Before You Begin
Ok, so you’ve got your new skates and you’re ready to ride! Before you head out, take a moment to read the warning tags, watch the demo video or watch someone else skate. Find a good location with a smooth surface and something to hold on to, like a wall, fence, railing or learn with a friend. We’ve found that one of the keys to unlocking your ability to become a great skater is to visualize the motion and try to see yourself skating.
The most important aspect in learning to ride Freeline skates is to keep at it. Before you know it, you’ll get the hang of it. Don’t try to stand and balance! It’s a lot like learning to ride a bike – you need momentum and speed to stay upright and, once you learn how, you’ll get progressively better and better every time you ride.
THREE SIMPLE STEPS:
Push off and roll.

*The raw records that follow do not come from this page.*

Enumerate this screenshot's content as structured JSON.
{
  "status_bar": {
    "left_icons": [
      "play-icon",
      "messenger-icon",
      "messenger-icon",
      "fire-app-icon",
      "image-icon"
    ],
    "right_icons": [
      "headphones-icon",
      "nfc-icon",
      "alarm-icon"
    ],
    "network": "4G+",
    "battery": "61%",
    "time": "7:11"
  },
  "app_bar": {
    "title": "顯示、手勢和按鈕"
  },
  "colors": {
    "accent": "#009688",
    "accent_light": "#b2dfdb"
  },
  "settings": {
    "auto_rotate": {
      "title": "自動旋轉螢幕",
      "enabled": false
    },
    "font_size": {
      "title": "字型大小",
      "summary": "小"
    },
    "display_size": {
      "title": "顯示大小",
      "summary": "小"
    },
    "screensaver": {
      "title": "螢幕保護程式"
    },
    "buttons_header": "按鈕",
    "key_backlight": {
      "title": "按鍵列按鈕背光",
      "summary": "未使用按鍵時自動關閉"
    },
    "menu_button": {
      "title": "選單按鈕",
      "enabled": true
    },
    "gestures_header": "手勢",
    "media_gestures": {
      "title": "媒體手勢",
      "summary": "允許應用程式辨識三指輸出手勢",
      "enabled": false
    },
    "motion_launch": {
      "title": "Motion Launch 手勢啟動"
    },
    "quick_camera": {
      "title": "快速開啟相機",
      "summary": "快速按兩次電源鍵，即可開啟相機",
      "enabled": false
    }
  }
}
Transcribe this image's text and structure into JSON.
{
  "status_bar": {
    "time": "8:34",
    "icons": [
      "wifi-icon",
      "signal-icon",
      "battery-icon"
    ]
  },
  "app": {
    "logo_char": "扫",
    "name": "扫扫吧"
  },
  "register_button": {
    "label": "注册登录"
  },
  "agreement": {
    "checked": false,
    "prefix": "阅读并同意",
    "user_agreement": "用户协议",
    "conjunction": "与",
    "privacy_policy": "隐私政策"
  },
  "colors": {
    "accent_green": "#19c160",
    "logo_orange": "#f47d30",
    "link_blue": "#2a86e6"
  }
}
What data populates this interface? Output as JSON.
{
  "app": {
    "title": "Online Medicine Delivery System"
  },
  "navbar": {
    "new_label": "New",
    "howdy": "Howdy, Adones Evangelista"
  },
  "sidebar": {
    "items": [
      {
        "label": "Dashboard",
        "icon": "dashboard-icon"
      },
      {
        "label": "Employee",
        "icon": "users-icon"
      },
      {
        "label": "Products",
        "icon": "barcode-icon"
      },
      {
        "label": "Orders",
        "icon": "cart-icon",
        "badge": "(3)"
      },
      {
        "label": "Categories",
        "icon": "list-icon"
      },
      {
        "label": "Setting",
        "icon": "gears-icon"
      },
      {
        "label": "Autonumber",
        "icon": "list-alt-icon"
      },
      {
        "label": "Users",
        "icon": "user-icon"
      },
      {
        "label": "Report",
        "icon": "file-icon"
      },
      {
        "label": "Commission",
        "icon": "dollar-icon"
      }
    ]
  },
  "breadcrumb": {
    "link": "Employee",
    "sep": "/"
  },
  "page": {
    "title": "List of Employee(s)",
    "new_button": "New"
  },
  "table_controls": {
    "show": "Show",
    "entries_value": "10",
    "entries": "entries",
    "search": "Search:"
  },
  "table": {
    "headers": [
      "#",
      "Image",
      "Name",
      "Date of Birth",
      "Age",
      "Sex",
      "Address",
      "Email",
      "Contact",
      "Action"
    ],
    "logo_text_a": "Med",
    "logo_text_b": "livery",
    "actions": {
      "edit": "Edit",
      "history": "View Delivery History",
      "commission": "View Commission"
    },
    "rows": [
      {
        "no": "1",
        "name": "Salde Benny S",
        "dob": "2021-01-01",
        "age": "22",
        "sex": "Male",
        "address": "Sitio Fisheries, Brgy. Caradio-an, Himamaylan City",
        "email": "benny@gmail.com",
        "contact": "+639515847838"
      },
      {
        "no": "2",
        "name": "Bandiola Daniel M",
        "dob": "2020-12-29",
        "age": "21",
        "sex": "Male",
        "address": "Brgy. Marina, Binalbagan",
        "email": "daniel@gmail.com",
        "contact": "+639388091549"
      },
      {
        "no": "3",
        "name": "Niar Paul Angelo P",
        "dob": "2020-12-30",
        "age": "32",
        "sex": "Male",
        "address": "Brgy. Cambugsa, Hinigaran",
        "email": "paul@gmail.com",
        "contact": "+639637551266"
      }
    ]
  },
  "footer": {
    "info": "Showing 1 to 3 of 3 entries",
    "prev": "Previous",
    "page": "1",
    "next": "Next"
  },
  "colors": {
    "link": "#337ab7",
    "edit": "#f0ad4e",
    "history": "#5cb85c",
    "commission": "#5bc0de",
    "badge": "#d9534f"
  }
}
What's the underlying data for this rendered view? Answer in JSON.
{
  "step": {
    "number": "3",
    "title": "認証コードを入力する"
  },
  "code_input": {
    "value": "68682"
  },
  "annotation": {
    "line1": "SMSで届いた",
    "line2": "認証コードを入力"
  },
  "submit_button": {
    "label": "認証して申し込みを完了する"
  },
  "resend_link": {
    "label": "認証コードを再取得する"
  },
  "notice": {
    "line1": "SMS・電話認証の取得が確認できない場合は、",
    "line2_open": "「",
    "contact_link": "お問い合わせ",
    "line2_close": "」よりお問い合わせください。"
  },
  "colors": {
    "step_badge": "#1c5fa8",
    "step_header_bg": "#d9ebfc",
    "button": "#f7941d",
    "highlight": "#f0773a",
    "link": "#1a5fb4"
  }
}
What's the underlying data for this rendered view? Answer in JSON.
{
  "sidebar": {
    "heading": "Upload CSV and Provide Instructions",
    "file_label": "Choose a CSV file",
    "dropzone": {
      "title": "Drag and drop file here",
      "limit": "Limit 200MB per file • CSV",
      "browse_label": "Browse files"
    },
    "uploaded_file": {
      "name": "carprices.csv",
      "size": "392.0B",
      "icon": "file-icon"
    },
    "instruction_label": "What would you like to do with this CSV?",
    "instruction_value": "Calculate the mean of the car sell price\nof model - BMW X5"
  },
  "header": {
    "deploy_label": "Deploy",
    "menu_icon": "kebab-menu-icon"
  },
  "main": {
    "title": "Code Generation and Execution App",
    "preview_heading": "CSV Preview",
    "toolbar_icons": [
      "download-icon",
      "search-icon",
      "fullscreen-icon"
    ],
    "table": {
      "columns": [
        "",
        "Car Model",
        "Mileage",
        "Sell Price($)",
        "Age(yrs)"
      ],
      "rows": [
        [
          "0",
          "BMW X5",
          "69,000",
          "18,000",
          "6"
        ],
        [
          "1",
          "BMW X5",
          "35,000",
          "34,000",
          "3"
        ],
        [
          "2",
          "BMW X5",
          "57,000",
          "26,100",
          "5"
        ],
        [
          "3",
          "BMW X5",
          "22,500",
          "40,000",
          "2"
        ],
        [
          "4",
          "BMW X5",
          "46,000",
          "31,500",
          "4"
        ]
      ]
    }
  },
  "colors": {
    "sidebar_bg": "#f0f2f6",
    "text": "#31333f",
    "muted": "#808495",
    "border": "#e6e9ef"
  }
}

There is a left and right skate. Center each foot on your skates and be sure your wheels are inline sideways under your feet. Push along a wall or find a gentle slope to get rolling. You need momentum to stay upright. Initially, it is very challenging to steer both feet independently so practice going straight and keep your feet level. If you need to jump or step off, try to land on your feet. Then go back and try again, increasing your distance each time.
Toes in, heels out; heels in, toes out.
Turn the heels of your feet out (toes in, heels out). Next, turn the heels of your feet in (heels in, toes out). Repeat, “heels in,” “toes out,” then “toes in,” “heels out.” Keep rotating heels and toes in and out until you get the feel as you move. Practice while pushing along a wall, or whatever it is you’re holding on to for balance. Don’t lean to steer – turn your feet. Shift your weight from foot to foot to stay comfortable and keep moving. Relax your feet and toes.
Swing your arms and twist.
Swing your leading arm forward, twist your core and turn your feet in. Then twist and swing the opposite direction and turn the skates out. When going downhill, hold your back skate steady on the outside of each turn and use heel side-toe side leans to carve (similar to riding a snowboard). Steer with your front skate, let the back skate follow, and look into the direction you want to travel to plan your next turn.